The Irish Republic has published a new National Planning Framework (NPF) covering the period up to 2040 and an associated 10-year National Development Plan which have allocated an extra €5 billion in funding for Irish Water and to meet what it calls Ireland’s “strategic water ambitions”. This additional funding tops up what had already been agreed for the utility up to 2021.
These blueprints back big-ticket schemes like proposals for a new-long-term water supply source for the Eastern and Midland Region which will involve piping water from the River Shannon to the capital.
Also highlighted is implementation of the so-called Greater Dublin Drainage project which will mean enlarging capacity at the existing Ringsend wastewater treatment plant and developing a new treatment plant in North County Dublin.
Another priority for these strategies is increased compliance with the requirements of the EU Urban Wastewater Directive from 39 per cent at present to 90 per cent by the end of 2021, to 99 per cent by 2027 and achieving 100 per cent compliance by 2040.
The state plans to “eliminate untreated discharges from settlements in the short term”. However, no timeline is given.
In addition, the Irish government has promised to develop a new rural investment approach “coordinating Irish Water, local authority, developer and community-led solutions to ensure that sustainable water services are progressively implemented”.

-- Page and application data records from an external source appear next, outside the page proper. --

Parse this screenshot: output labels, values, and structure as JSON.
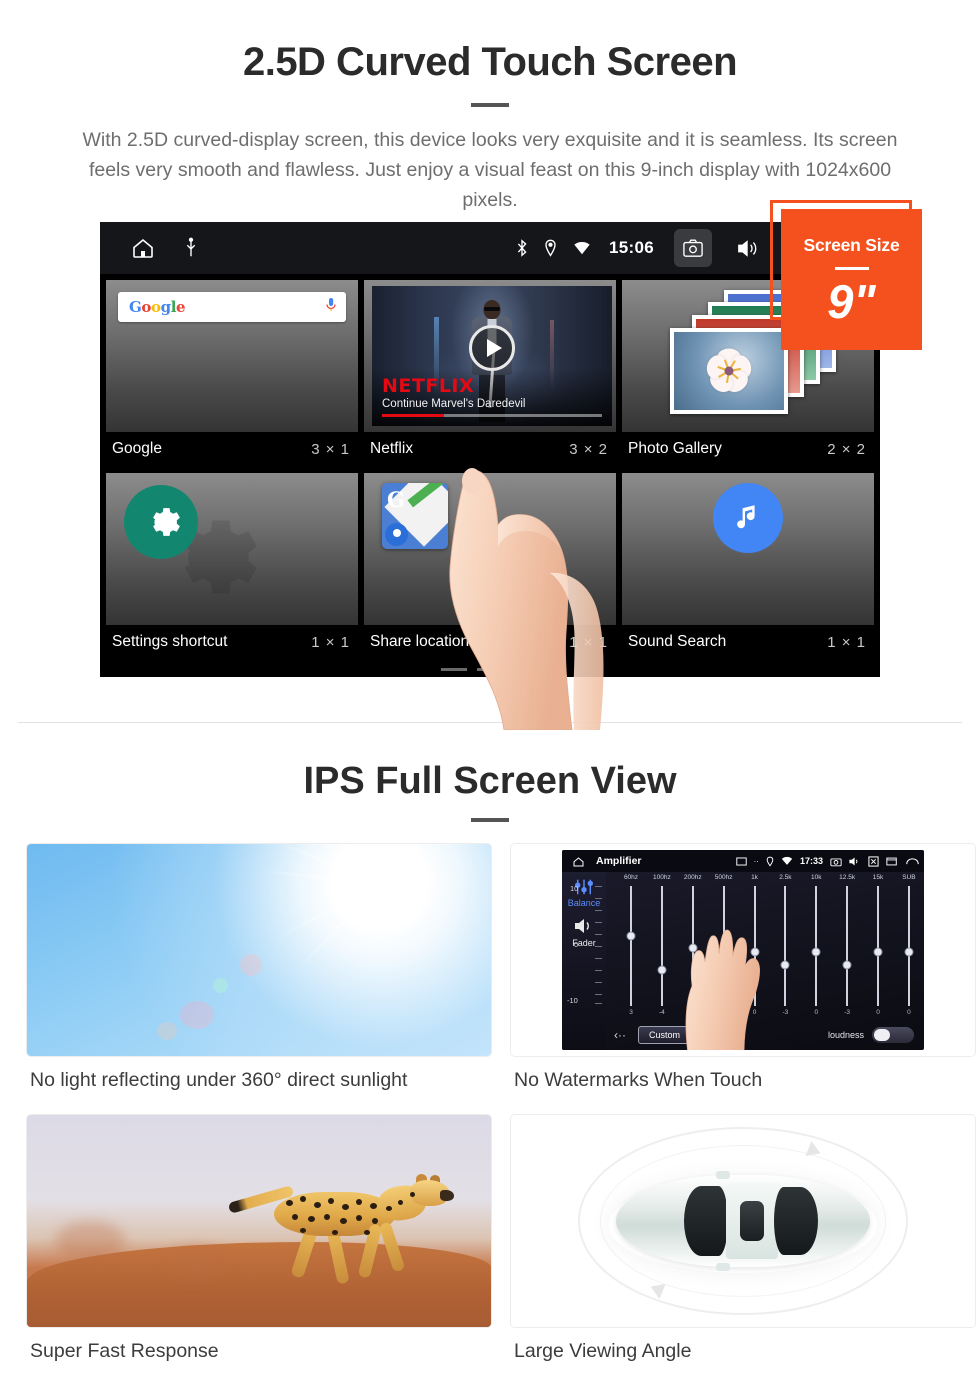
{
  "section1": {
    "title": "2.5D Curved Touch Screen",
    "description": "With 2.5D curved-display screen, this device looks very exquisite and it is seamless. Its screen feels very smooth and flawless. Just enjoy a visual feast on this 9-inch display with 1024x600 pixels."
  },
  "badge": {
    "label": "Screen Size",
    "value": "9\"",
    "color": "#f4511e"
  },
  "device": {
    "statusbar": {
      "time": "15:06",
      "left_icons": [
        "home-icon",
        "usb-icon"
      ],
      "right_icons": [
        "bluetooth-icon",
        "location-icon",
        "wifi-icon",
        "camera-icon",
        "volume-icon",
        "close-box-icon",
        "recents-icon"
      ]
    },
    "google_widget": {
      "logo_letters": [
        "G",
        "o",
        "o",
        "g",
        "l",
        "e"
      ],
      "mic_icon": "microphone-icon"
    },
    "netflix_widget": {
      "brand": "NETFLIX",
      "subtitle": "Continue Marvel's Daredevil",
      "progress_percent": 28
    },
    "widgets": [
      {
        "name": "Google",
        "size": "3 × 1"
      },
      {
        "name": "Netflix",
        "size": "3 × 2"
      },
      {
        "name": "Photo Gallery",
        "size": "2 × 2"
      },
      {
        "name": "Settings shortcut",
        "size": "1 × 1"
      },
      {
        "name": "Share location",
        "size": "1 × 1"
      },
      {
        "name": "Sound Search",
        "size": "1 × 1"
      }
    ],
    "page_dots": {
      "count": 3,
      "active_index": 2
    }
  },
  "section2": {
    "title": "IPS Full Screen View",
    "cards": [
      {
        "caption": "No light reflecting under 360° direct sunlight",
        "image": "sunlight-sky-photo"
      },
      {
        "caption": "No Watermarks When Touch",
        "image": "equalizer-screenshot"
      },
      {
        "caption": "Super Fast Response",
        "image": "running-cheetah-photo"
      },
      {
        "caption": "Large Viewing Angle",
        "image": "car-top-view-illustration"
      }
    ]
  },
  "equalizer": {
    "title": "Amplifier",
    "time": "17:33",
    "sidebar": [
      {
        "label": "Balance",
        "active": true
      },
      {
        "label": "Fader",
        "active": false
      }
    ],
    "scale": {
      "max": "10",
      "mid": "0",
      "min": "-10"
    },
    "bands": [
      {
        "freq": "60hz",
        "value": "3"
      },
      {
        "freq": "100hz",
        "value": "-4"
      },
      {
        "freq": "200hz",
        "value": "0"
      },
      {
        "freq": "500hz",
        "value": "0"
      },
      {
        "freq": "1k",
        "value": "0"
      },
      {
        "freq": "2.5k",
        "value": "-3"
      },
      {
        "freq": "10k",
        "value": "0"
      },
      {
        "freq": "12.5k",
        "value": "-3"
      },
      {
        "freq": "15k",
        "value": "0"
      },
      {
        "freq": "SUB",
        "value": "0"
      }
    ],
    "preset_button": "Custom",
    "loudness_label": "loudness",
    "loudness_on": false,
    "back_icon": "back-arrow-icon"
  }
}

The NPF noted that “many smaller towns and villages do not benefit from public water service networks either in terms of water supply or wastewater treatment”.
The state said that reducing leakage and improving storm water infrastructure are strategically important but offered no targets or timelines.